But the point perhaps ought to be that privileged people have problems too. There’s a Romanian ex with crazy eyes who’s written to look and sound as though she’s ready to fight anyone who argues with her. She seems blithely unaware of the fact that her ex has moved on while she continues to declare loyalty and love. There’s a romance with an American that is so powerful it compels one of the cast members to literally fly across half the world to mumble a confession over dinner. Two millennials in their 20s muse on the exhaustion of dating. A 20-something also exclaims that she is too “fucking tired” when a hired stripper at her birthday party tries to get her to dance. There’s the trouble of a prying friend to whom you have to skirt around explaining that you’re still friends with your ex because the sex is still great.

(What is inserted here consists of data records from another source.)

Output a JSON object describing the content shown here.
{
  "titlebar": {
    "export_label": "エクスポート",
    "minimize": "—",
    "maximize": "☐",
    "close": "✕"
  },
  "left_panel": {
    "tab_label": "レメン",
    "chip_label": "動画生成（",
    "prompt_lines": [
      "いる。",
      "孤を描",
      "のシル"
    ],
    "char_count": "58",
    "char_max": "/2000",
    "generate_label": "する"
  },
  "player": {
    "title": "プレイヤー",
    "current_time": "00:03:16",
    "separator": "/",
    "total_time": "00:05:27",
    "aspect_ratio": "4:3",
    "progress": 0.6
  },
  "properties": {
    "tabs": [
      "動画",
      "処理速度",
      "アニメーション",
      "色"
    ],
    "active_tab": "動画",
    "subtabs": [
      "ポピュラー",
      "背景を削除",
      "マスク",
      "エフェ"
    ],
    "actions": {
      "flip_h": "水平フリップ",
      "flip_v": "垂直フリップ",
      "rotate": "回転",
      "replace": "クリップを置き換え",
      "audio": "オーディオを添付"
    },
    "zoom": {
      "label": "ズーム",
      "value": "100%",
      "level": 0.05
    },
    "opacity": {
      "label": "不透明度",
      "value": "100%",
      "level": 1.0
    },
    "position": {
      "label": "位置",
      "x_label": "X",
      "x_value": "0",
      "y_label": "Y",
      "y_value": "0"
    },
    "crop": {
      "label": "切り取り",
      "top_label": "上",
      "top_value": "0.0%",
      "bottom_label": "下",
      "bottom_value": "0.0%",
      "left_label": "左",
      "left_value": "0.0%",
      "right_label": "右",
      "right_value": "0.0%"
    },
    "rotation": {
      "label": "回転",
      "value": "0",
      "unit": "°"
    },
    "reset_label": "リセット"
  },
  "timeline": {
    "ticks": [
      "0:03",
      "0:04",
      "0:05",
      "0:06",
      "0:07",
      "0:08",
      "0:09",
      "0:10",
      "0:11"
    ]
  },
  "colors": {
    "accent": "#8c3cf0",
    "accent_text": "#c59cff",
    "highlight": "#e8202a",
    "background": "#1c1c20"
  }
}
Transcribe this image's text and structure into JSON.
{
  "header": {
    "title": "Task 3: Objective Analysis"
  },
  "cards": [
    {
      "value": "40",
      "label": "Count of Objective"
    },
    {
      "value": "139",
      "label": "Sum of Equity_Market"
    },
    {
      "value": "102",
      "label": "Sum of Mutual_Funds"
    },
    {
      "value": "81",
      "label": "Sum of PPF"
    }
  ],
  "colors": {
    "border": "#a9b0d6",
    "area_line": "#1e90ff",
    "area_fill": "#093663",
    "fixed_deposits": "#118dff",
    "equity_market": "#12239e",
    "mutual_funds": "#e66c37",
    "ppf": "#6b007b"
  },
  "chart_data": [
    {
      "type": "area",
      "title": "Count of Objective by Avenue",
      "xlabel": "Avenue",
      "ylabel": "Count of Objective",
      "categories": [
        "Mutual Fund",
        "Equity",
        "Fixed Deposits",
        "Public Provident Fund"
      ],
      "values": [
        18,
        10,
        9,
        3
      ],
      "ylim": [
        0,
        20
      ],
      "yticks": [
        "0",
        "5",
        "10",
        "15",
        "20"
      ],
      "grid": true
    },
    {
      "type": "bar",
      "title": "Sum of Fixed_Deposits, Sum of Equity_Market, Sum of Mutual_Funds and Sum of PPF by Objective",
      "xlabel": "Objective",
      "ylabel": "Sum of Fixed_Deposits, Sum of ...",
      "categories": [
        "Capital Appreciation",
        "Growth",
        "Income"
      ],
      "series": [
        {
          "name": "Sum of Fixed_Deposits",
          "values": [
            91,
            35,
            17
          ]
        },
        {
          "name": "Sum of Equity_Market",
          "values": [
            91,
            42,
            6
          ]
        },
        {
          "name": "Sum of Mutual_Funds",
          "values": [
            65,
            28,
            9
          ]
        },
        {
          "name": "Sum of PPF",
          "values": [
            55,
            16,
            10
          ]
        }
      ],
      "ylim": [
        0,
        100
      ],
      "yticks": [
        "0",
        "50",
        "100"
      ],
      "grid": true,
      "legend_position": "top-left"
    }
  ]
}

Things like that. They're easy to follow, and the subtext isn't written so much between the lines as it is on the literal subtitles. The central panic for all cast members seems to have to do with their romantic lives. After all, aren’t we all just prawns searching for another prawn?
Something the show comes incessantly back around to is this idea that it’s impossibly tough to find love in Singapore. Two of the girls have exes that they can’t shake because of a tiny creative industry that they’re all a part of. Another one is dating a bland caricature of a Chinese guy who studied banking and finance and who will one day buy an Hermès belt with the big buckle. But that’s because he’s the kind of guy that Chinese-girls-who-wear-their-lightly-curled-hair-down-one-side date.
It’s incredibly reflective of the kind of social divisions and stratifications that end up affecting the way we date. Social capital is important, too, because you realise that the cast members all represent a sort of glossy influencer mini-celebrity. And the fact is that the influencer ‘lifestyle’ is girded by conspicuous consumption, the source of its aspirational appeal really just being the financial means to spend frivolously. So yes, at the end of the day, Singapore Social is just another piece of polished capitalist drivel.
That’s not necessarily a bad thing. For all the complaints, it’s entertaining to watch trashy reality set in Singapore – even if it is in the parts of Singapore selected to telegraph wealth and cool. Honestly, approach the show knowing that there isn't a point to it, and that plain entertainment is the only remotely possible goal. It's actually quite fun watching. To enact your own Singaporean Social situation, why not play a drinking game? Once for every shot of Marina Bay Sands, text message animation, drink had, parents mentioned, and times Sukki Singapora looks stressed.
Just a suggestion: if Netflix decides to produce a season 2, please up the drama ante. You’re drawing from the 20-something pool of Instagram influencers, but if you know your shit, you’d look to the bloggers who are now in their 30s who set the template for messy low-stakes local drama. Basically, all I’m saying is to get Xiaxue on the show.